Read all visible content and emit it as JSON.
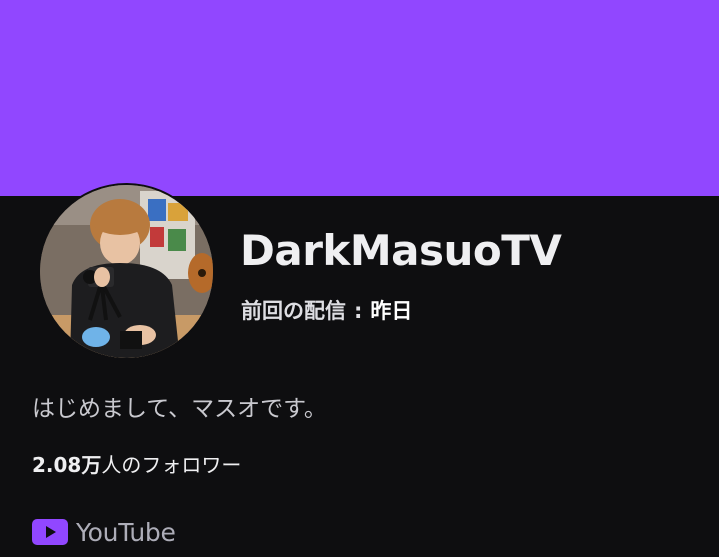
{
  "colors": {
    "banner": "#9147ff",
    "background": "#0e0e10",
    "accent": "#9147ff"
  },
  "channel": {
    "name": "DarkMasuoTV",
    "last_stream_label": "前回の配信",
    "last_stream_separator": ":",
    "last_stream_value": "昨日",
    "bio": "はじめまして、マスオです。",
    "followers_count": "2.08万",
    "followers_suffix": "人のフォロワー"
  },
  "social_links": [
    {
      "label": "YouTube",
      "icon": "youtube-icon"
    }
  ]
}
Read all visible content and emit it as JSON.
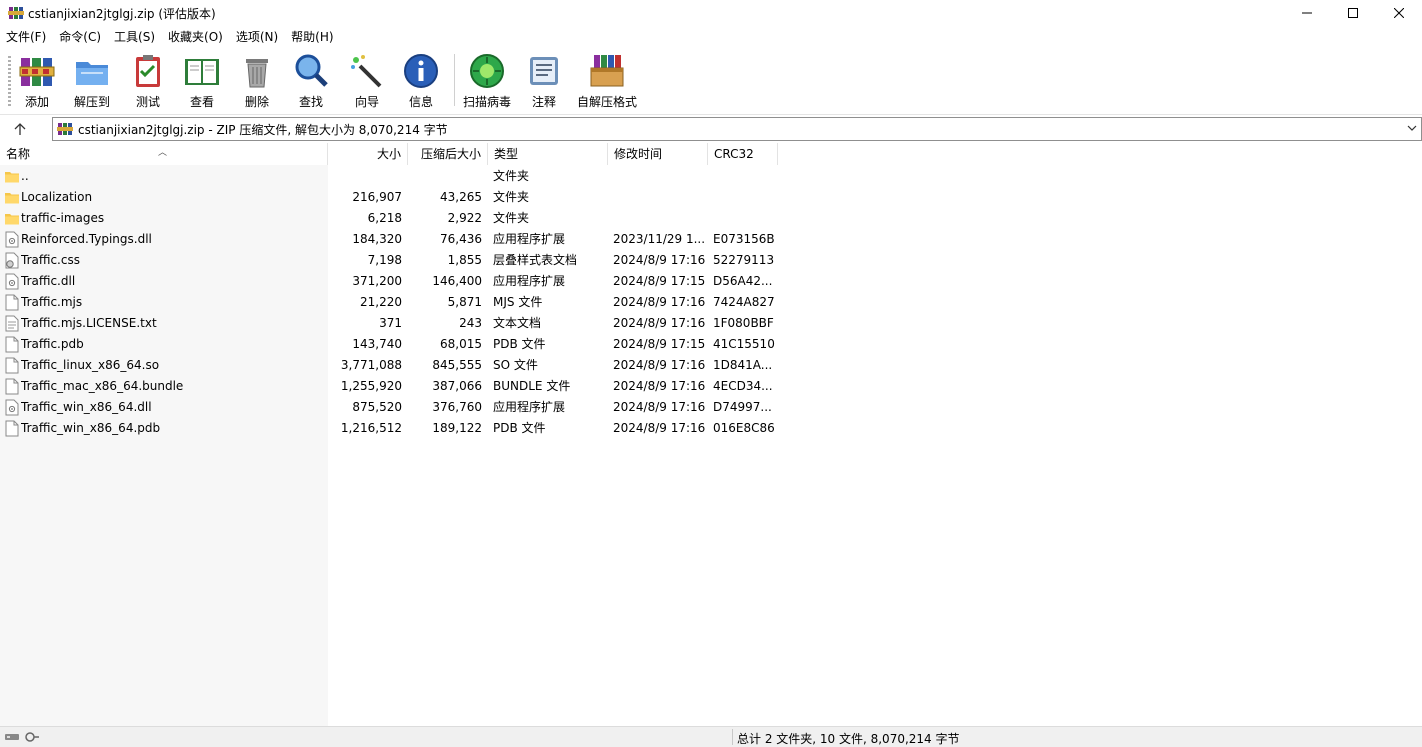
{
  "window": {
    "title": "cstianjixian2jtglgj.zip (评估版本)"
  },
  "menu": [
    "文件(F)",
    "命令(C)",
    "工具(S)",
    "收藏夹(O)",
    "选项(N)",
    "帮助(H)"
  ],
  "toolbar": [
    {
      "label": "添加",
      "icon": "add-books-icon"
    },
    {
      "label": "解压到",
      "icon": "extract-folder-icon"
    },
    {
      "label": "测试",
      "icon": "test-clipboard-icon"
    },
    {
      "label": "查看",
      "icon": "view-book-icon"
    },
    {
      "label": "删除",
      "icon": "trash-icon"
    },
    {
      "label": "查找",
      "icon": "magnifier-icon"
    },
    {
      "label": "向导",
      "icon": "wizard-wand-icon"
    },
    {
      "label": "信息",
      "icon": "info-icon"
    },
    {
      "label": "扫描病毒",
      "icon": "virus-scan-icon"
    },
    {
      "label": "注释",
      "icon": "comment-note-icon"
    },
    {
      "label": "自解压格式",
      "icon": "sfx-box-icon"
    }
  ],
  "address": {
    "text": "cstianjixian2jtglgj.zip - ZIP 压缩文件, 解包大小为 8,070,214 字节"
  },
  "columns": {
    "name": "名称",
    "size": "大小",
    "packed": "压缩后大小",
    "type": "类型",
    "modified": "修改时间",
    "crc": "CRC32"
  },
  "files": [
    {
      "name": "..",
      "size": "",
      "packed": "",
      "type": "文件夹",
      "modified": "",
      "crc": "",
      "icon": "folder"
    },
    {
      "name": "Localization",
      "size": "216,907",
      "packed": "43,265",
      "type": "文件夹",
      "modified": "",
      "crc": "",
      "icon": "folder"
    },
    {
      "name": "traffic-images",
      "size": "6,218",
      "packed": "2,922",
      "type": "文件夹",
      "modified": "",
      "crc": "",
      "icon": "folder"
    },
    {
      "name": "Reinforced.Typings.dll",
      "size": "184,320",
      "packed": "76,436",
      "type": "应用程序扩展",
      "modified": "2023/11/29 1...",
      "crc": "E073156B",
      "icon": "dll"
    },
    {
      "name": "Traffic.css",
      "size": "7,198",
      "packed": "1,855",
      "type": "层叠样式表文档",
      "modified": "2024/8/9 17:16",
      "crc": "52279113",
      "icon": "css"
    },
    {
      "name": "Traffic.dll",
      "size": "371,200",
      "packed": "146,400",
      "type": "应用程序扩展",
      "modified": "2024/8/9 17:15",
      "crc": "D56A42...",
      "icon": "dll"
    },
    {
      "name": "Traffic.mjs",
      "size": "21,220",
      "packed": "5,871",
      "type": "MJS 文件",
      "modified": "2024/8/9 17:16",
      "crc": "7424A827",
      "icon": "file"
    },
    {
      "name": "Traffic.mjs.LICENSE.txt",
      "size": "371",
      "packed": "243",
      "type": "文本文档",
      "modified": "2024/8/9 17:16",
      "crc": "1F080BBF",
      "icon": "txt"
    },
    {
      "name": "Traffic.pdb",
      "size": "143,740",
      "packed": "68,015",
      "type": "PDB 文件",
      "modified": "2024/8/9 17:15",
      "crc": "41C15510",
      "icon": "file"
    },
    {
      "name": "Traffic_linux_x86_64.so",
      "size": "3,771,088",
      "packed": "845,555",
      "type": "SO 文件",
      "modified": "2024/8/9 17:16",
      "crc": "1D841A...",
      "icon": "file"
    },
    {
      "name": "Traffic_mac_x86_64.bundle",
      "size": "1,255,920",
      "packed": "387,066",
      "type": "BUNDLE 文件",
      "modified": "2024/8/9 17:16",
      "crc": "4ECD34...",
      "icon": "file"
    },
    {
      "name": "Traffic_win_x86_64.dll",
      "size": "875,520",
      "packed": "376,760",
      "type": "应用程序扩展",
      "modified": "2024/8/9 17:16",
      "crc": "D74997...",
      "icon": "dll"
    },
    {
      "name": "Traffic_win_x86_64.pdb",
      "size": "1,216,512",
      "packed": "189,122",
      "type": "PDB 文件",
      "modified": "2024/8/9 17:16",
      "crc": "016E8C86",
      "icon": "file"
    }
  ],
  "status": {
    "text": "总计 2 文件夹, 10 文件, 8,070,214 字节"
  }
}
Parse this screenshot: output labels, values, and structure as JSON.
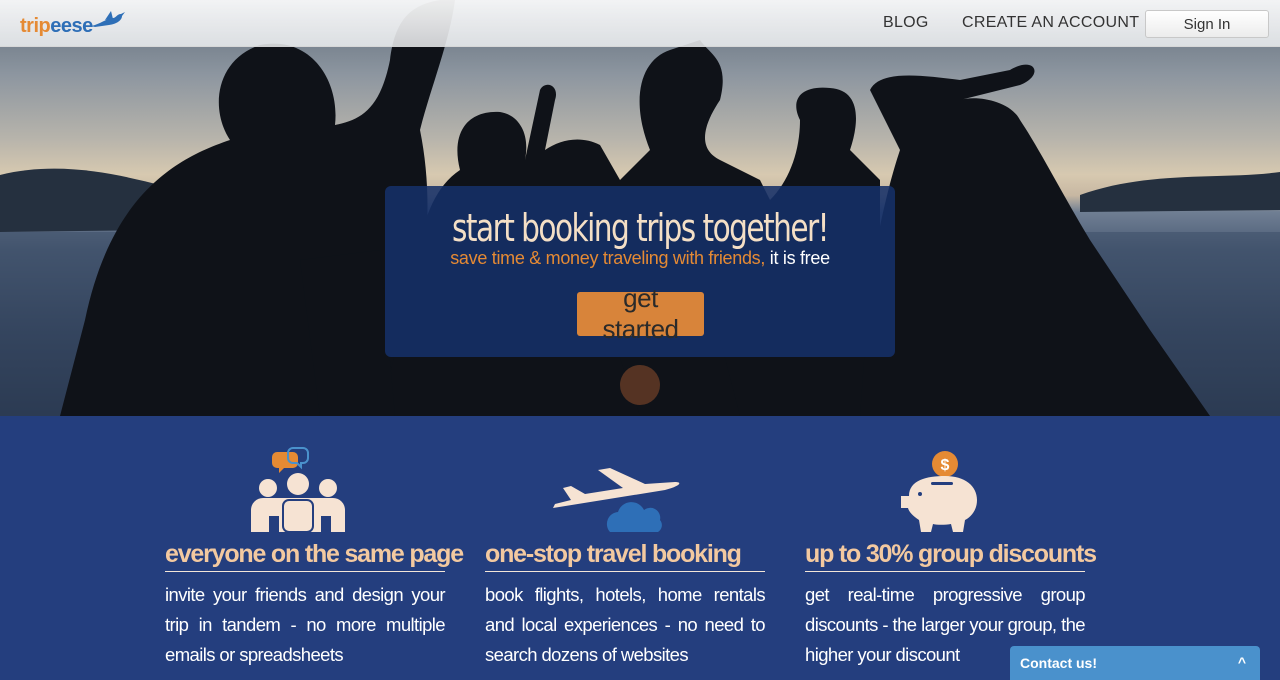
{
  "header": {
    "logo_text_a": "trip",
    "logo_text_b": "eese",
    "nav": {
      "blog": "BLOG",
      "create_account": "CREATE AN ACCOUNT",
      "sign_in": "Sign In"
    }
  },
  "hero": {
    "title": "start booking trips together!",
    "subtitle_highlight": "save time & money traveling with friends,",
    "subtitle_plain": " it is free",
    "cta_label": "get started"
  },
  "features": [
    {
      "title": "everyone on the same page",
      "description": "invite your friends and design your trip in tandem - no more multiple emails or spreadsheets",
      "icon": "group-chat-icon"
    },
    {
      "title": "one-stop travel booking",
      "description": "book flights, hotels, home rentals and local experiences - no need to search dozens of websites",
      "icon": "airplane-icon"
    },
    {
      "title": "up to 30% group discounts",
      "description": "get real-time progressive group discounts - the larger your group, the higher your discount",
      "icon": "piggy-bank-icon"
    }
  ],
  "contact_widget": {
    "label": "Contact us!",
    "chevron": "^"
  },
  "colors": {
    "accent_orange": "#d8843a",
    "feature_bg": "#243e7e",
    "title_peach": "#f3c9a0",
    "contact_blue": "#4a91cc"
  },
  "icon_glyphs": {
    "dollar": "$"
  }
}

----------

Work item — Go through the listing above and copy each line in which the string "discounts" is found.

Answer box —
      "title": "up to 30% group discounts",
      "description": "get real-time progressive group discounts - the larger your group, the higher your discount",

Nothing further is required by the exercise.